Problem to solve: Below are the records. State how many of their lines contain "placeholder", with nothing else.

Material shown:
BEGIN

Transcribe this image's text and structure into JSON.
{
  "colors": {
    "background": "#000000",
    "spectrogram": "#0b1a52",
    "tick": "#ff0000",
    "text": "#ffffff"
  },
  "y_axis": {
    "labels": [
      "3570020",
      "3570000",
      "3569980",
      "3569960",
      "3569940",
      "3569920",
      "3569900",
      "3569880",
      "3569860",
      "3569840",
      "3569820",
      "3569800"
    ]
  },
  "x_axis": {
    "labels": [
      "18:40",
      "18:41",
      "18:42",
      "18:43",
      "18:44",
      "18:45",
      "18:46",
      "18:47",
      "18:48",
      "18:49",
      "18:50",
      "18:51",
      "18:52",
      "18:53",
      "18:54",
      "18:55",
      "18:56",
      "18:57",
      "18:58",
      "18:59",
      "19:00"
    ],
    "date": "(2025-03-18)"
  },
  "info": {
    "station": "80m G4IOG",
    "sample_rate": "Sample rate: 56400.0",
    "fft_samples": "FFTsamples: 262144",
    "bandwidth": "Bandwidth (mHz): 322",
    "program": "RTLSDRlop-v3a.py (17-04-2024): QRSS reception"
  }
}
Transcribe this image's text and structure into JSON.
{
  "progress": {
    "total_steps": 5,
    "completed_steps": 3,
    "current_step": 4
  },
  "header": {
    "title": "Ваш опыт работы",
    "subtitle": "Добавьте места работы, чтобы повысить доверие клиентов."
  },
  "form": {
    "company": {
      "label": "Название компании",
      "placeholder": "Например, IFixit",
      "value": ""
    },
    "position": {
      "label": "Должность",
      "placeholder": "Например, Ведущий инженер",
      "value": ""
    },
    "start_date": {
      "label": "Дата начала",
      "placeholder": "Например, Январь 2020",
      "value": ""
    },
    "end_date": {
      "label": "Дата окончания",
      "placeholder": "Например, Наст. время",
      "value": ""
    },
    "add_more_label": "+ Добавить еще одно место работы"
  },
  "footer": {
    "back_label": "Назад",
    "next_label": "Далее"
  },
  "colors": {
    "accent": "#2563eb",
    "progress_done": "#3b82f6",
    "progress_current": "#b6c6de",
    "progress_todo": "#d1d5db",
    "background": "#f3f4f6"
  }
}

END

Response: 4